NanoViricides inks deal with Bioanalytical Systems for safety, toxicology studies needed for FDA submission
NanoViricides (OTCBB: NNVC) says it has agreed with Bioanalytical Systems (NASDAQ:BASI) to conduct drug development studies required for submitting investigational new drug applications (IND) for its NanoViricides to the FDA.
The development stage company is developing itsNanoViricides class of drugs against a number of viral diseases including H1N1 swine flu, H5N1 bird flu, seasonal influenza, HIV, oral and genital herpes, viral diseases of the eye, Dengue fever, and Ebola virus, among others.
First off, the drug maker is focused on advancing its FluCide drug candidate through the regulatory process.
The company has already designed the toxicology and safety pharmacology studies for the IND submission and the first-in-human clinical trials of its FluCide investigational anti-flu product.
Meanwhile, Bioanalytical will conduct the current good laboratory practices (cGLP) and non-GLP studies as required, which are designed to assess the overall safety in animals receiving multiple doses of FluCide.
Specific safety pharmacology studies will also be done to assess the effects of FluCide on the cardiovascular, respiratory and central nervous systems.
These studies are required for US FDA IND submission, as well as for applications to conduct human clinical trials in other countries such as Australia.

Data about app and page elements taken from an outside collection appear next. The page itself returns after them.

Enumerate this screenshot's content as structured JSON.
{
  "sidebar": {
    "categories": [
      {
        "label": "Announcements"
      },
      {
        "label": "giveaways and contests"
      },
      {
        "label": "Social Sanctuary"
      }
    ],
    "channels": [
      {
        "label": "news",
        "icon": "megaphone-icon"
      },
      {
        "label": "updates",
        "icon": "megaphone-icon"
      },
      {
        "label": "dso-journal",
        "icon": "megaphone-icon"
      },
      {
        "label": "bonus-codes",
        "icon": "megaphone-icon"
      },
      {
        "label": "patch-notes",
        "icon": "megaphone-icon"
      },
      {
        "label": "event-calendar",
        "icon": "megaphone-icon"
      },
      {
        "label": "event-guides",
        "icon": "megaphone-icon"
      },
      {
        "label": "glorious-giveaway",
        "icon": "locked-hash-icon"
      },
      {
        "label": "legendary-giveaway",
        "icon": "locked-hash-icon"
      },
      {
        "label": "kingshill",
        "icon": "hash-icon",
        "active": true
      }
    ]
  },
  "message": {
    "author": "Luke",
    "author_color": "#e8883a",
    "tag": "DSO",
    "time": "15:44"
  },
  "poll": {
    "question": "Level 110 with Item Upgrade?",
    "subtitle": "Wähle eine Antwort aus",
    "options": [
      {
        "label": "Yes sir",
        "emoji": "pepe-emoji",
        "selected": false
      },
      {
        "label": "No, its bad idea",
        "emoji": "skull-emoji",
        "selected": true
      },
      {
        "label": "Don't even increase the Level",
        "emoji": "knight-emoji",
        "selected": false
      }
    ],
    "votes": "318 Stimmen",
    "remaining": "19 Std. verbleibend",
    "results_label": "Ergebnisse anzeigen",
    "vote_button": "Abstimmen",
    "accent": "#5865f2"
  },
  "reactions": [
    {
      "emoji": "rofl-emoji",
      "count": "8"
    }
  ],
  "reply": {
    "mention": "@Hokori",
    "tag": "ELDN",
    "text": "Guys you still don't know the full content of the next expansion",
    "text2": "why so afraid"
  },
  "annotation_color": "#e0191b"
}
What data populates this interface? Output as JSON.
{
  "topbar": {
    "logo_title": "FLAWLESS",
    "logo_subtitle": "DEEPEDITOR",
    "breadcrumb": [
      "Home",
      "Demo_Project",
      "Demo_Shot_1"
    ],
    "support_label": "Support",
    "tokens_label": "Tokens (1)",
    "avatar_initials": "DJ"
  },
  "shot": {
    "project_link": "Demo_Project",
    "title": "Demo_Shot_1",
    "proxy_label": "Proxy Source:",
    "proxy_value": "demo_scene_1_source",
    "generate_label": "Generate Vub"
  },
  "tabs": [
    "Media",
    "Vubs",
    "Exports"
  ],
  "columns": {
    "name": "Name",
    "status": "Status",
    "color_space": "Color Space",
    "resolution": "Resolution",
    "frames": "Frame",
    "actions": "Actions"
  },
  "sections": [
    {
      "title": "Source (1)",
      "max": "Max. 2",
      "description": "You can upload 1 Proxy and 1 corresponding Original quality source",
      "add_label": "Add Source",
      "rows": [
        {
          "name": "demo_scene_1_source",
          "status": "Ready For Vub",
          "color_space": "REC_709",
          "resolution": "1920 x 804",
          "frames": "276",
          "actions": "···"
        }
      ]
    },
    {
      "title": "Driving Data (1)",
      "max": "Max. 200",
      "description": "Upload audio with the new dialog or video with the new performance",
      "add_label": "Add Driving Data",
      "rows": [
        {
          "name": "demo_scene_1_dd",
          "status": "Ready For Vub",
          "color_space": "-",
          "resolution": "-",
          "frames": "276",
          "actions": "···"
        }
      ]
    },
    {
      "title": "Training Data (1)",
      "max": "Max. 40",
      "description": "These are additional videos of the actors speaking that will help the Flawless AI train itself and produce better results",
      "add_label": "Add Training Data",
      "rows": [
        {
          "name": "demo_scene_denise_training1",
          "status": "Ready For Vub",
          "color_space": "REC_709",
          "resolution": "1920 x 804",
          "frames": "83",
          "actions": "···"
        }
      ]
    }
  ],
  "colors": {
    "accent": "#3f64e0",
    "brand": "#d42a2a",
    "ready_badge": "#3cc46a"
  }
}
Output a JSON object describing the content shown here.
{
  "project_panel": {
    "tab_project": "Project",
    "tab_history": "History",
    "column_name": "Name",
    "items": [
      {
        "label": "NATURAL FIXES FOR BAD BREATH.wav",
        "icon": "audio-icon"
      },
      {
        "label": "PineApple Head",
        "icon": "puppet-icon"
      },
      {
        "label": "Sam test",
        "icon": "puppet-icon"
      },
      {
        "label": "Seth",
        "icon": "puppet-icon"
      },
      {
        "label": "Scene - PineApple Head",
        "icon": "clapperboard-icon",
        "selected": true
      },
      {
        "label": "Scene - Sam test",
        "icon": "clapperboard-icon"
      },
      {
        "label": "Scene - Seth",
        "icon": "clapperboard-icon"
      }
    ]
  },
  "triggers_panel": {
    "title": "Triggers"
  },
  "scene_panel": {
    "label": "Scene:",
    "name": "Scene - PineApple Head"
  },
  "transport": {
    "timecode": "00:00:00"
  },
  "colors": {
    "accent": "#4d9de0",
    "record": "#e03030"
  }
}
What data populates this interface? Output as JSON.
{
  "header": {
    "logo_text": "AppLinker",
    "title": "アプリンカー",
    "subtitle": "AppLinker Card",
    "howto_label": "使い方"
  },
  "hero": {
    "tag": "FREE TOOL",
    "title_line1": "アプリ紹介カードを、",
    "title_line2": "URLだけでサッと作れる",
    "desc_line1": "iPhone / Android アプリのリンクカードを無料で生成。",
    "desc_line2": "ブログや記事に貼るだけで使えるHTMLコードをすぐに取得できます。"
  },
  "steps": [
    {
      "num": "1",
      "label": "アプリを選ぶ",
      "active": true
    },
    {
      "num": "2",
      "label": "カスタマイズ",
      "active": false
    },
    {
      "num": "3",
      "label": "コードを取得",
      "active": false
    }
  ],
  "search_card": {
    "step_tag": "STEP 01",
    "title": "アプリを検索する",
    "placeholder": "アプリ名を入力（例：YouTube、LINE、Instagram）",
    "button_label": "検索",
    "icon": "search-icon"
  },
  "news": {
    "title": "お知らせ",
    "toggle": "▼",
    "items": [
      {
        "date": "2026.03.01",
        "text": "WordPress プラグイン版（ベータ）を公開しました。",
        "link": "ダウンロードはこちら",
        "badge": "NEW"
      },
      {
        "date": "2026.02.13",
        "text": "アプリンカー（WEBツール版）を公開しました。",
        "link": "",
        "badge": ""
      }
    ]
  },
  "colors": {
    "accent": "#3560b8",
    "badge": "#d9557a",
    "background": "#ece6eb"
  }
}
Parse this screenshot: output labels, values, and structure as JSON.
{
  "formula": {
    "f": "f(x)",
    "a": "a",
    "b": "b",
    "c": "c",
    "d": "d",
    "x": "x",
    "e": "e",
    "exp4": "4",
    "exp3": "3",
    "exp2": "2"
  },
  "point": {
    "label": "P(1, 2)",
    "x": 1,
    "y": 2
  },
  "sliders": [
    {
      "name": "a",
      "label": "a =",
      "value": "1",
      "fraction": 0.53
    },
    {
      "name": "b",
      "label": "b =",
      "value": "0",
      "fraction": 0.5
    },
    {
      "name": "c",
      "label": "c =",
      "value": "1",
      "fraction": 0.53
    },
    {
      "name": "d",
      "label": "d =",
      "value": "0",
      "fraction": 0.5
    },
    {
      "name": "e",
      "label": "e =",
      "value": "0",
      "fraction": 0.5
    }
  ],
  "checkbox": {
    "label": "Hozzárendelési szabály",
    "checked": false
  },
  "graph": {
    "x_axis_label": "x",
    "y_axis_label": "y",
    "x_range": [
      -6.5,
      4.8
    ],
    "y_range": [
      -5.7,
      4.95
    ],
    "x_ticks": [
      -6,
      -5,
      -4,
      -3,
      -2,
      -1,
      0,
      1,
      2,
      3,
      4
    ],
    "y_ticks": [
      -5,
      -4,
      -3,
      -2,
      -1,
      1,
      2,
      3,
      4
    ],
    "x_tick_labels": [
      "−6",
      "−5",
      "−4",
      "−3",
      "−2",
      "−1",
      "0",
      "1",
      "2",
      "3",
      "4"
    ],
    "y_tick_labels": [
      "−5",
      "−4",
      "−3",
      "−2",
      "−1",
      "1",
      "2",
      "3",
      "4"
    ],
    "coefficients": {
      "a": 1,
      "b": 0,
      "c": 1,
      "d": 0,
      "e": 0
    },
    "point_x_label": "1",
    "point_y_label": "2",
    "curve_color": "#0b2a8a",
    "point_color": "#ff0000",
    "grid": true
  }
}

NanoViricides has previously reported successful results of its FluCide drug in pre-clinical animal studies, using two different types of influenza A - H1N1 and H3N2. It has also reported that the drug candidates have been "extremely safe" in the animals tested.
In fact, last month, it said that recent findings showed that its oral FluCide drug is “at least 10 times superior” to oral oseltamivir, or Tamiflu, in protecting the lungs of mice with a lethal H3N2 flu virus.
The company plans to conduct more efficacy studies as required for the investigational new drug application, in parallel with the safety/toxicology studies.
The drug maker anticipates that it will need large quantities of the drug candidate for these "tox package" studies, and is now performing scale-up studies to produce the necessary quantities.